Densho Visual History Collection
Title: Gene Akutsu Interview
Narrator: Gene Akutsu
Interviewers: Larry Hashima (primary), Stephen Fugita (secondary)
Location: Seattle, Washington
Date: July 25, 1997
Densho ID: denshovh-agene-01-0024

<Begin Segment 24>

LH: Well, I want to go back to sort of that moment where you're worrying about what the vets, 442 guys were going to do to you. What was your... how did your parents react to this and how were they getting along in the community with the knowledge around that you and your brother were draft resisters, were in prison?

GA: Uh-huh. Well, that still carried through, that it reflected on our parents of what we did but there were Isseis still living in and around that area that lived in the hotel, they were, used to work at the railroad and after work they'd come back and stay at the hotel. But then they found out that my dad had a little stove that they could -- what they now refer to as a... what do you call, crack-, what do they call? Cracker barrel? Where people get together and talk about old times and things and that's about what it wound up to be, just a gathering place for the Isseis used to come around and talk about the old times. And they survived by having those people come around. But after we came out, must have been about four months, three months or so, my mother started to feel bad and she said, she feels like she's underneath a waterfall. It feels like she's got a train going through her head, roaring sound all the time. And she said she can't stand it. But anyway, one day I went to church and came back and found that she got sick and they're going to take her to the hospital. I went over to the -- and my brother says, "You stay home. I'll watch, I'll take care of..." I was working out of house, my brother was helping my dad with the repairing of the shoes and whatnot to help him out a little bit, so he says, "I'll take care of it, I'll go see Mom and take care of her." And within a day or so, she had died and that was the sad part. I started to date a girl and I guess she didn't even get a chance to meet my mother or neither did my mother meet the wife-to-be. When I came out I got to know a girl and then she and I saw eye-to-eye, we really hit it off real good and we were inseparable from there on.

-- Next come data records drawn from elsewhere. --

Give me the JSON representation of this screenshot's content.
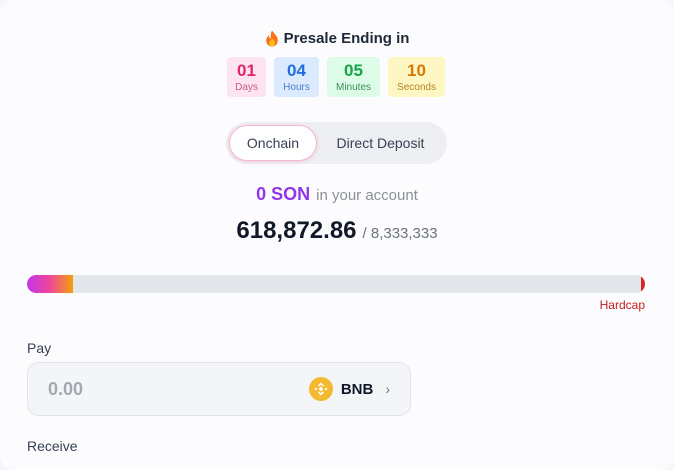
{
  "presale": {
    "title": "Presale Ending in",
    "countdown": [
      {
        "value": "01",
        "unit": "Days"
      },
      {
        "value": "04",
        "unit": "Hours"
      },
      {
        "value": "05",
        "unit": "Minutes"
      },
      {
        "value": "10",
        "unit": "Seconds"
      }
    ]
  },
  "tabs": {
    "onchain": "Onchain",
    "direct_deposit": "Direct Deposit",
    "active": "Onchain"
  },
  "account": {
    "balance": "0 SON",
    "suffix": "in your account"
  },
  "progress": {
    "raised": "618,872.86",
    "cap": "/ 8,333,333",
    "hardcap_label": "Hardcap",
    "fill_fraction": 0.074
  },
  "pay": {
    "label": "Pay",
    "placeholder": "0.00",
    "token": "BNB",
    "token_icon": "bnb-coin-icon",
    "chevron": "›"
  },
  "receive": {
    "label": "Receive"
  },
  "icons": {
    "title": "fire-icon"
  },
  "colors": {
    "balance": "#9333ea",
    "hardcap": "#c81e1e",
    "progress_gradient": [
      "#c436e8",
      "#ec4899",
      "#f59e0b"
    ],
    "bnb": "#f3ba2f"
  }
}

SF: Did your mom pass away from a physical, a normal physical illness?

GA: Well, I referred to this as a, the wear and tear of the war years that she had gone through, that her body couldn't handle it and eventually she took her life is what had happened. That she just couldn't stand it anymore. There were rumors that some people had heard about it and they were making fun out of it that, "Ha, ha, ha," that she got what she had coming and things like that which as I thought was very, not very nice. Oh, let me see. No, it's... the time is real nice. What it does... it heals a lot of things and through the years the hard feelings that the people have had towards me and the people who had refused to go, had faded away and they used to talk about, "Well, you went in, you didn't go to the service and my friends are dead over there over in Europe." And I used to come back and say, "They were my friends, too. No, you're not the only one, that they were friends, too. My friends had died over there, too. The only difference is my thinking was different from you, you went over to fight for it to prove yourself guilty, whereas I says, 'isn't my fault, I didn't do anything, you can't make me go to war if you stick me into a prison camp.'" And that was the difference between the fellas that went and the fellas that stayed, rather my feeling, let's put it that way. I don't want to get people involved into this.

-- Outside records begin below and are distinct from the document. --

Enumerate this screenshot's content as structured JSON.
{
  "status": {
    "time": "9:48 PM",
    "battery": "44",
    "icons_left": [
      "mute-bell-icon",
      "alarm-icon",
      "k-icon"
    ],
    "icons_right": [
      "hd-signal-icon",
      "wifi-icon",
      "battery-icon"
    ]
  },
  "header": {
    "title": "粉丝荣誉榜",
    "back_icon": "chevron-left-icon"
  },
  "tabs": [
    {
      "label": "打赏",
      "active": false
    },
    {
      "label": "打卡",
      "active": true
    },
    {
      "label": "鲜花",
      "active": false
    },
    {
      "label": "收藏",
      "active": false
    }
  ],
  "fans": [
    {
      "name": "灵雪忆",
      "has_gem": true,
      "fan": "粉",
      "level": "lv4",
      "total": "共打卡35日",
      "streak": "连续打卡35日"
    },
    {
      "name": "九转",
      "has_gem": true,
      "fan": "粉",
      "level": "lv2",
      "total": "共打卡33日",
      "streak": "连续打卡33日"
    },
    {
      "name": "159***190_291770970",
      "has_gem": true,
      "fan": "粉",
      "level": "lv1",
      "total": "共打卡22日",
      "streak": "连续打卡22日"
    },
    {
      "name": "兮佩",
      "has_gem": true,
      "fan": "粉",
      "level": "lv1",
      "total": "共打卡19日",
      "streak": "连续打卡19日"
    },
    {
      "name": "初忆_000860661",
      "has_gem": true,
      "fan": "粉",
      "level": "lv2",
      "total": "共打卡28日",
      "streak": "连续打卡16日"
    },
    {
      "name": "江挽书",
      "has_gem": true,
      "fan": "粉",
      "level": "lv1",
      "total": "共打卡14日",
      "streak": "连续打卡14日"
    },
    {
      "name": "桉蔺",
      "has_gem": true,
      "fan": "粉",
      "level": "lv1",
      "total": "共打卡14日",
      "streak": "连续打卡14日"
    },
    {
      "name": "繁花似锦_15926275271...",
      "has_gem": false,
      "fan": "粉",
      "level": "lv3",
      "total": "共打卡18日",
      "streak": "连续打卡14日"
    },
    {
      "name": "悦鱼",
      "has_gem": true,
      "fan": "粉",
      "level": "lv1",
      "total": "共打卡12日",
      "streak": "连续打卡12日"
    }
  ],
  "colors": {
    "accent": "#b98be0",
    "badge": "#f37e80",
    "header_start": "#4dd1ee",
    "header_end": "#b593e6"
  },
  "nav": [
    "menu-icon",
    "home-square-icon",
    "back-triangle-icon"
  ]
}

<End Segment 24> - Copyright © 1997 Densho. All Rights Reserved.